Rep. Travis Couture proposes creative fix to public defense funding, shortage of law enforcement officers

As property and violent crime rates continue to rise in parts of Washington state, public safety is a top priority for House Republicans in the 2024 legislative session. Rep. Travis Couture has filed a bill to address two critical public safety needs – indigent public defense funding and growing the number of law enforcement officers in Washington state.

“I realize these two issues are counterintuitive, but both are critical elements of public safety, “said Couture, R-Allyn. “My goal with this bill is to take the politics out of this highly charged issue so lawmakers can focus on what’s important – providing adequate public safety.

While most states in the country provide roughly half of the funding to cover the cost of providing defense attorneys to those who cannot afford them, Washington state only provides about 3% of that funding. That has led to a crisis in most Washington counties that prompted a recent lawsuit by 37 of the state’s 39 counties asking the courts to order the state to pick up more of the tab.

In 2022, counties and the state spent nearly $203 million on indigent defense with the state covering only $5.8 million of that.

“My big concern – and the big impact this has on public safety – is that if counties can’t provide the constitutionally-required public defense of a criminal suspect, or if that public defense cannot be provided in a timely manner, the courts must order the release of those suspects,” said Couture. “That means criminals are just being released back on the street without jail time and without being held accountable, and that puts the public at risk.”
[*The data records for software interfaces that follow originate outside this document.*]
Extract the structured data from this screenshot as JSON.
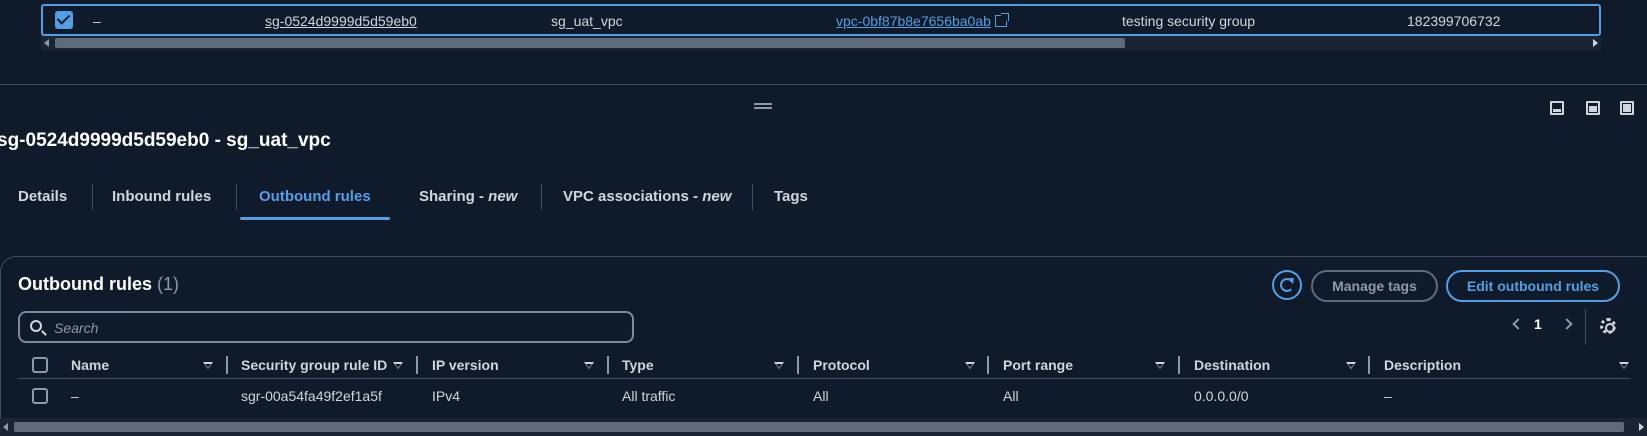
{
  "selected_row": {
    "dash": "–",
    "sg_id": "sg-0524d9999d5d59eb0",
    "name": "sg_uat_vpc",
    "vpc_id": "vpc-0bf87b8e7656ba0ab",
    "description": "testing security group",
    "owner": "182399706732"
  },
  "detail": {
    "title": "sg-0524d9999d5d59eb0 - sg_uat_vpc",
    "tabs": [
      {
        "label": "Details"
      },
      {
        "label": "Inbound rules"
      },
      {
        "label": "Outbound rules",
        "active": true
      },
      {
        "label": "Sharing - ",
        "badge": "new"
      },
      {
        "label": "VPC associations - ",
        "badge": "new"
      },
      {
        "label": "Tags"
      }
    ]
  },
  "outbound": {
    "title": "Outbound rules",
    "count": "(1)",
    "manage_tags": "Manage tags",
    "edit_button": "Edit outbound rules",
    "search_placeholder": "Search",
    "page": "1",
    "columns": [
      "Name",
      "Security group rule ID",
      "IP version",
      "Type",
      "Protocol",
      "Port range",
      "Destination",
      "Description"
    ],
    "rows": [
      [
        "–",
        "sgr-00a54fa49f2ef1a5f",
        "IPv4",
        "All traffic",
        "All",
        "All",
        "0.0.0.0/0",
        "–"
      ]
    ]
  },
  "colors": {
    "background": "#0f1b2a",
    "accent": "#539fe5",
    "border": "#414d5c"
  },
  "icons": [
    "checkbox-checked-icon",
    "external-link-icon",
    "drag-handle-icon",
    "panel-layout-icon",
    "refresh-icon",
    "search-icon",
    "chevron-left-icon",
    "chevron-right-icon",
    "gear-icon",
    "sort-icon"
  ]
}
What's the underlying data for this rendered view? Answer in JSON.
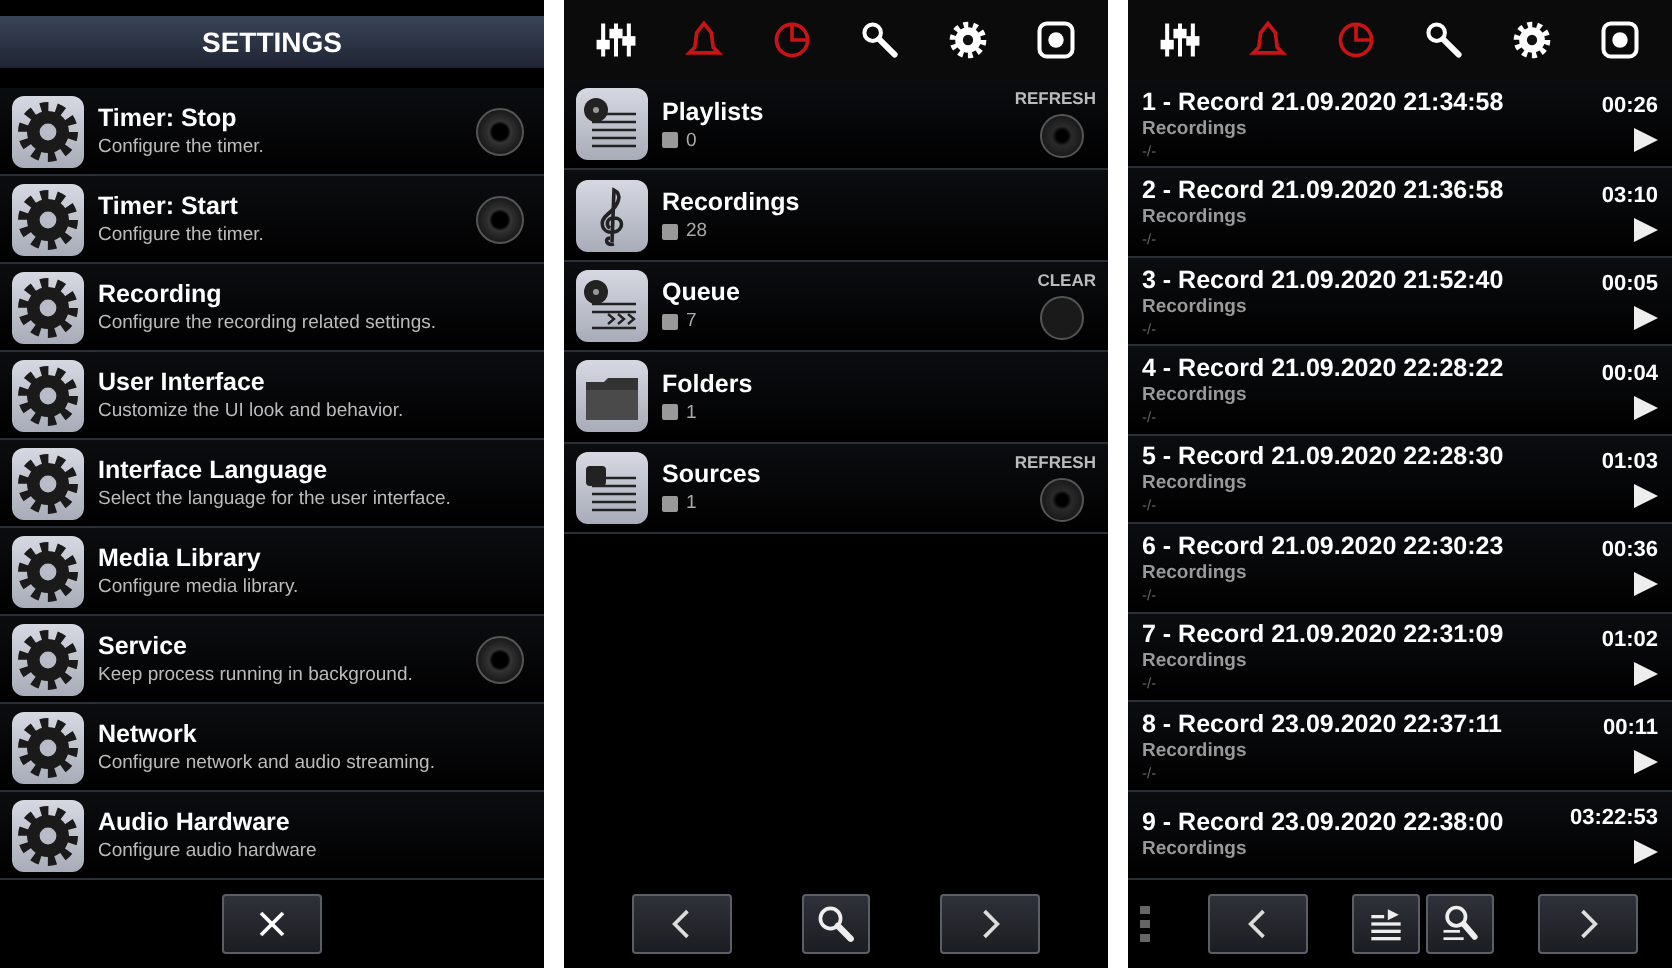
{
  "settings_panel": {
    "title": "SETTINGS",
    "items": [
      {
        "title": "Timer: Stop",
        "description": "Configure the timer.",
        "kind": "toggle",
        "on": false
      },
      {
        "title": "Timer: Start",
        "description": "Configure the timer.",
        "kind": "toggle",
        "on": false
      },
      {
        "title": "Recording",
        "description": "Configure the recording related settings.",
        "kind": "link"
      },
      {
        "title": "User Interface",
        "description": "Customize the UI look and behavior.",
        "kind": "link"
      },
      {
        "title": "Interface Language",
        "description": "Select the language for the user interface.",
        "kind": "link"
      },
      {
        "title": "Media Library",
        "description": "Configure media library.",
        "kind": "link"
      },
      {
        "title": "Service",
        "description": "Keep process running in background.",
        "kind": "toggle",
        "on": false
      },
      {
        "title": "Network",
        "description": "Configure network and audio streaming.",
        "kind": "link"
      },
      {
        "title": "Audio Hardware",
        "description": "Configure audio hardware",
        "kind": "link"
      }
    ],
    "bottom_bar": [
      {
        "kind": "close"
      }
    ]
  },
  "library_panel": {
    "toolbar": [
      {
        "kind": "mixer",
        "color": "#ffffff"
      },
      {
        "kind": "bell",
        "color": "#c81414"
      },
      {
        "kind": "pie",
        "color": "#c81414"
      },
      {
        "kind": "key",
        "color": "#ffffff"
      },
      {
        "kind": "gear",
        "color": "#ffffff"
      },
      {
        "kind": "record",
        "color": "#ffffff"
      }
    ],
    "items": [
      {
        "title": "Playlists",
        "count": "0",
        "kind": "playlist",
        "action": "REFRESH"
      },
      {
        "title": "Recordings",
        "count": "28",
        "kind": "clef"
      },
      {
        "title": "Queue",
        "count": "7",
        "kind": "queue",
        "action": "CLEAR"
      },
      {
        "title": "Folders",
        "count": "1",
        "kind": "folder"
      },
      {
        "title": "Sources",
        "count": "1",
        "kind": "sources",
        "action": "REFRESH"
      }
    ],
    "bottom_bar": [
      {
        "kind": "prev"
      },
      {
        "kind": "search"
      },
      {
        "kind": "next"
      }
    ]
  },
  "recordings_panel": {
    "toolbar": [
      {
        "kind": "mixer",
        "color": "#ffffff"
      },
      {
        "kind": "bell",
        "color": "#c81414"
      },
      {
        "kind": "pie",
        "color": "#c81414"
      },
      {
        "kind": "key",
        "color": "#ffffff"
      },
      {
        "kind": "gear",
        "color": "#ffffff"
      },
      {
        "kind": "record",
        "color": "#ffffff"
      }
    ],
    "items": [
      {
        "title": "1 - Record 21.09.2020 21:34:58",
        "folder": "Recordings",
        "info": "-/-",
        "duration": "00:26"
      },
      {
        "title": "2 - Record 21.09.2020 21:36:58",
        "folder": "Recordings",
        "info": "-/-",
        "duration": "03:10"
      },
      {
        "title": "3 - Record 21.09.2020 21:52:40",
        "folder": "Recordings",
        "info": "-/-",
        "duration": "00:05"
      },
      {
        "title": "4 - Record 21.09.2020 22:28:22",
        "folder": "Recordings",
        "info": "-/-",
        "duration": "00:04"
      },
      {
        "title": "5 - Record 21.09.2020 22:28:30",
        "folder": "Recordings",
        "info": "-/-",
        "duration": "01:03"
      },
      {
        "title": "6 - Record 21.09.2020 22:30:23",
        "folder": "Recordings",
        "info": "-/-",
        "duration": "00:36"
      },
      {
        "title": "7 - Record 21.09.2020 22:31:09",
        "folder": "Recordings",
        "info": "-/-",
        "duration": "01:02"
      },
      {
        "title": "8 - Record 23.09.2020 22:37:11",
        "folder": "Recordings",
        "info": "-/-",
        "duration": "00:11"
      },
      {
        "title": "9 - Record 23.09.2020 22:38:00",
        "folder": "Recordings",
        "duration": "03:22:53"
      }
    ],
    "bottom_bar": [
      {
        "kind": "menu"
      },
      {
        "kind": "prev"
      },
      {
        "kind": "playlist"
      },
      {
        "kind": "search-list"
      },
      {
        "kind": "next"
      }
    ]
  }
}
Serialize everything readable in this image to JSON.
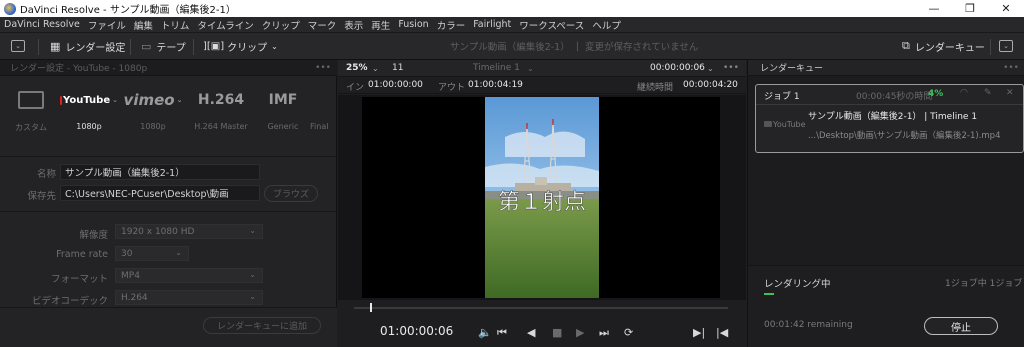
{
  "window": {
    "title": "DaVinci Resolve - サンプル動画（編集後2-1）",
    "controls": {
      "minimize": "—",
      "maximize": "❐",
      "close": "✕"
    }
  },
  "menu": [
    "DaVinci Resolve",
    "ファイル",
    "編集",
    "トリム",
    "タイムライン",
    "クリップ",
    "マーク",
    "表示",
    "再生",
    "Fusion",
    "カラー",
    "Fairlight",
    "ワークスペース",
    "ヘルプ"
  ],
  "toolbar": {
    "render_settings": "レンダー設定",
    "tape": "テープ",
    "clip": "クリップ",
    "project_status_name": "サンプル動画（編集後2-1）",
    "project_status_divider": "|",
    "project_status_msg": "変更が保存されていません",
    "render_queue": "レンダーキュー"
  },
  "left_panel": {
    "header": "レンダー設定 - YouTube - 1080p",
    "presets": [
      {
        "logo": "",
        "label": "カスタム",
        "active": false
      },
      {
        "logo": "YouTube",
        "label": "1080p",
        "active": true
      },
      {
        "logo": "vimeo",
        "label": "1080p",
        "active": false
      },
      {
        "logo": "H.264",
        "label": "H.264 Master",
        "active": false
      },
      {
        "logo": "IMF",
        "label": "Generic",
        "active": false
      },
      {
        "logo": "",
        "label": "Final",
        "active": false
      }
    ],
    "name_label": "名称",
    "name_value": "サンプル動画（編集後2-1）",
    "location_label": "保存先",
    "location_value": "C:\\Users\\NEC-PCuser\\Desktop\\動画",
    "browse": "ブラウズ",
    "resolution_label": "解像度",
    "resolution_value": "1920 x 1080 HD",
    "framerate_label": "Frame rate",
    "framerate_value": "30",
    "format_label": "フォーマット",
    "format_value": "MP4",
    "codec_label": "ビデオコーデック",
    "codec_value": "H.264",
    "add_to_queue": "レンダーキューに追加"
  },
  "viewer": {
    "zoom": "25%",
    "clip_number": "11",
    "timeline_name": "Timeline 1",
    "timecode": "00:00:00:06",
    "in_label": "イン",
    "in_value": "01:00:00:00",
    "out_label": "アウト",
    "out_value": "01:00:04:19",
    "duration_label": "継続時間",
    "duration_value": "00:00:04:20",
    "overlay_text": "第１射点",
    "current_timecode": "01:00:00:06"
  },
  "render_queue": {
    "header": "レンダーキュー",
    "job": {
      "name": "ジョブ 1",
      "time_remaining": "00:00:45秒の時間",
      "percent": "4%",
      "preset_logo": "YouTube",
      "title": "サンプル動画（編集後2-1） | Timeline 1",
      "path": "...\\Desktop\\動画\\サンプル動画（編集後2-1).mp4"
    },
    "status_label": "レンダリング中",
    "job_count": "1ジョブ中 1ジョブ",
    "remaining": "00:01:42 remaining",
    "stop": "停止"
  },
  "colors": {
    "accent_green": "#3fbf5a",
    "panel": "#232326",
    "bg": "#1e1e21"
  }
}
House Bill 2202 would create a new funding allocation formula to help counties cover these costs.

  • The bill requires $200M per year to be transferred to a new account for this purpose  
  • The funding is driven out based on population and criminal case filings in each county

This funding would be contingent on counties meeting new minimum police staffing ratios intended to bring Washington state from last in the nation of officers per capita to near the middle. If the county meets the ratio, it can use its new funding allocation for indigent defense or law enforcement costs.  If the county has not met the per capita ratio, it must spend its funding allocation on hiring more police officers until they meet the ratio. 

The goal:

  • By the end of FY25, replace 495 (4.4%) commissioned officers lost since calendar year 2020 and achieve a rate of 1.50 officers per thousand of population, up from the current 1.12.
  • By the end of FY26, hire approximately 2,200 officers (cumulatively), with an objective of 1.75 officers per 1,000 of the population (similar to AZ, a state of approximately 500,000 less persons).
  • By the end of FY27, hire an additional 7,400 officers (cumulatively) to achieve the national average, currently at 2.33 officers per thousand of the population statewide.

“Washington state has long lagged behind other states in our number of officers per capita, but that exodus of existing officers we have lost over the past few years due to retirement of morale issues has been detrimental to our state, and we see the evidence of that daily,” said Couture. “My bill will help ensure the funding is there for Washington to boost law enforcement staffing.”

Couture acknowledged that funding aspect is only part of the problem when it comes to increasing the number of officers in the state.

“The morale aspect is a huge part of the reason Washington is last in the nation in officers per capita,” said Couture. “But the damage done to law enforcement morale by the overcorrection of the majority party’s recent police reforms and the defunding of the police movement and other police reforms by cities like Seattle will take time to reverse – if that is even possible. I believe the funding aspect is a good start and a huge step in the right direction.”


Washington State House Republican Communications